Mr. XY is a retired 69-year-old man with a 5-year history of type 2 diabetes. Although he was diagnosed in 1997, he had symptoms indicating hyperglycemia for 2 years before diagnosis. He had fasting blood glucose records indicating values of 118–127 mg/dl, which were described to him as indicative of “borderline diabetes.” He also remembered past episodes of nocturia associated with large pasta meals and Italian pastries. At the time of initial diagnosis, he was advised to lose weight (“at least 10 lb.”), but no further action was taken.
Referred by his family physician to the diabetes specialty clinic, Mr. XY presents with recent weight gain, suboptimal diabetes control, and foot pain. He has been trying to lose weight and increase his exercise for the past 6 months without success. He had been started on glyburide (Diabeta), 2.5 mg every morning, but had stopped taking it because of dizziness, often accompanied by sweating and a feeling of mild agitation, in the late afternoon.
Mr. XY also takes atorvastatin (Lipitor), 10 mg daily, for hypercholesterolemia. He has tolerated this medication and adheres to the daily schedule. During the past 6 months, he has also taken chromium picolinate and Charantia in an attempt to improve his diabetes control. He stopped these supplements when he did not see any positive results.
He does not test his blood glucose levels at home and expresses doubt that this procedure would help him improve his diabetes control. “What would knowing the numbers do for me?,” he asks. “The doctor already knows the sugars are high.”

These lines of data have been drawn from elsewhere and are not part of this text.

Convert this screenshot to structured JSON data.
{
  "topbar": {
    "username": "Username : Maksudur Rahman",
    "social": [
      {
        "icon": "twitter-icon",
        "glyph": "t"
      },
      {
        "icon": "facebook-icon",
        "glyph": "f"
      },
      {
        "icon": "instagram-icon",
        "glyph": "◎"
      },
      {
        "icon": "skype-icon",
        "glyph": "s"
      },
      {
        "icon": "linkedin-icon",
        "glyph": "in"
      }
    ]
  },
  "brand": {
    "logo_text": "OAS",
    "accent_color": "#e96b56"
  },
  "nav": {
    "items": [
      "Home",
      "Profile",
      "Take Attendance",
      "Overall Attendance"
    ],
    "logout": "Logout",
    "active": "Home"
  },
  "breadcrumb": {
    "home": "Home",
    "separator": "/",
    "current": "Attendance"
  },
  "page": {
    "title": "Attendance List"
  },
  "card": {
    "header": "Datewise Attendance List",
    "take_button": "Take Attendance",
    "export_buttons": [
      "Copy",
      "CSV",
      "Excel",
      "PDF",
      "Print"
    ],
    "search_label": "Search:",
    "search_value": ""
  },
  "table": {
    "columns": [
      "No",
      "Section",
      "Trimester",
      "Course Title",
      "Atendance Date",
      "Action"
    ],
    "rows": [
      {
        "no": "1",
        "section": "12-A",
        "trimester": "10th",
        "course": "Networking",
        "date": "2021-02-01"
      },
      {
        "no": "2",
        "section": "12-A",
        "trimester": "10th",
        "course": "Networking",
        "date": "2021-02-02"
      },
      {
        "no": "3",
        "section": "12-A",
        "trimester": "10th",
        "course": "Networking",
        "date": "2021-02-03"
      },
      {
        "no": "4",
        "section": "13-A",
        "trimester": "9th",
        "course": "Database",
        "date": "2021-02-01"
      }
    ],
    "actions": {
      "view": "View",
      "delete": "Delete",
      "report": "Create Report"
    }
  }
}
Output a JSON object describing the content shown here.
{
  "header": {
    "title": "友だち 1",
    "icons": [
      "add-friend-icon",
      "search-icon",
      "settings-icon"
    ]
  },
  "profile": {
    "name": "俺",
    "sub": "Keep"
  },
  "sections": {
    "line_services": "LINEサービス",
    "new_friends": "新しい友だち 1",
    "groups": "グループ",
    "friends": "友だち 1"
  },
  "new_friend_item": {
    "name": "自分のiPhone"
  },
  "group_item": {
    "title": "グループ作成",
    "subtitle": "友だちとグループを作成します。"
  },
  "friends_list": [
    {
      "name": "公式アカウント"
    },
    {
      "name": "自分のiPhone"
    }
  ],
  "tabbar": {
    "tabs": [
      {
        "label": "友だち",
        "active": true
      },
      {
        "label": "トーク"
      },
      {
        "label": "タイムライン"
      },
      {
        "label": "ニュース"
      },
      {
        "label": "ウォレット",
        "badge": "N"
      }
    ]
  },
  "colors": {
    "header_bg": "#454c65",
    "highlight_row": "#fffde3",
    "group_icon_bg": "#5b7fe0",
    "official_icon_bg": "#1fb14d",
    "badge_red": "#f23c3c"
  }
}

Mr. XY states that he has “never been sick a day in my life.” He recently sold his business and has become very active in a variety of volunteer organizations. He lives with his wife of 48 years and has two married children. Although both his mother and father had type 2 diabetes, Mr. XY has limited knowledge regarding diabetes self-care management and states that he does not understand why he has diabetes since he never eats sugar. In the past, his wife has encouraged him to treat his diabetes with herbal remedies and weight-loss supplements, and she frequently scans the Internet for the latest diabetes remedies.
During the past year, Mr. XY has gained 22 lb. Since retiring, he has been more physically active, playing golf once a week and gardening, but he has been unable to lose more than 2–3 lb. He has never seen a dietitian and has not been instructed in self-monitoring of blood glucose (SMBG).
Mr. XY’s diet history reveals excessive carbohydrate intake in the form of bread and pasta. His normal dinners consist of 2 cups of cooked pasta with homemade sauce and three to four slices of Italian bread. During the day, he often has “a slice or two” of bread with butter or olive oil. He also eats eight to ten pieces of fresh fruit per day at meals and as snacks. He prefers chicken and fish, but it is usually served with a tomato or cream sauce accompanied by pasta. His wife has offered to make him plain grilled meats, but he finds them “tasteless.” He drinks 8 oz. of red wine with dinner each evening. He stopped smoking more than 10 years ago.
The medical documents that Mr. XY brings to the Medical Center indicate that his hemoglobin A1c (A1C) has never been <8%. His blood pressure has been measured at 150/70, 148/92, and 166/88 mmHg on separate occasions during the past year at the local senior center screening clinic. Although he was told that his blood pressure was “up a little,” he was not aware of the need to keep his blood pressure 130/80 mmHg for both cardiovascular and renal health.
Mr. XY has never had a foot exam as part of his primary care exams, nor has he been instructed in preventive foot care. However, his medical records also indicate that he has had no surgeries or hospitalizations, his immunizations are up to date, and, in general, he has been remarkably healthy for many years.